Not specifically, but in my experience a natural way to introduce the lambda calculus visually is via templating. Starting with some diagram (essentially equivalent to an expression tree), let the person pull out some part of it leaving a whole.

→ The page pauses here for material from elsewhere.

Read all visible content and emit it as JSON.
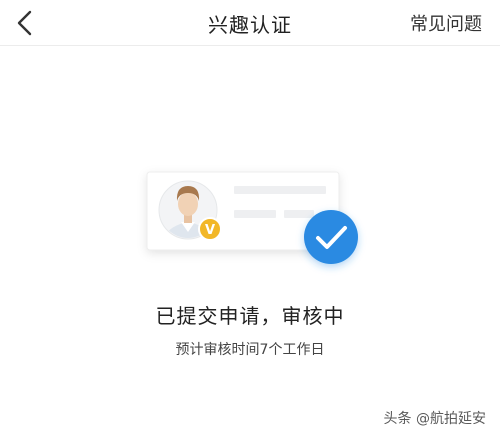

So from

`here we go round the mulberry bush`

we can go to:

`(here we go round _) (the mulberry bush)`

As soon as you try to pull something else out, you see the ambiguity:

`(here _ go round _) (the mulberry bush) (we)`

In text we use lambdas and variables to order how the blanks get filled in

`(\ _what_ _who_ . here _who_ go round _what_ _what_ _what_) (the mulberry bush) (we)`

and so on.

Immediately, I think of three things that are — um, off — about conventional notation:

`(\ variable . expression) value`

quickly puts a lot of space between`variable`

and`value`

.- Being able to repeat a variable is so easy to do with text, that you can easily fail to realize how significant an operation it is.
- Likewise, the between
`f (g h)`

and`(f g) h`

much bigger than the notation suggests.

So it certainly would be neat to see a spacial lambda calculus that specifically addresses these problems.

Here's a paper on a lambda calculus based formalism for visual programs. (Haven't read it)

citeseerx.ist.psu.edu/document?repid=rep1&type=pdf&doi=ca25ecf69726cde7e4e735fbc9a6805daa4ca9df

Also, not what you are looking for, but if you want to do some proofs in the simply typed lambda calculus, there is incredible.pm

(A super fun way of doing proofs)

Came across inet.run today on HN.

Had never heard of Interaction nets before: en.wikipedia.org/wiki/Interaction_nets

Came across inet.run today on HN.

Had never heard of Interaction nets before: en.wikipedia.org/wiki/Interaction_nets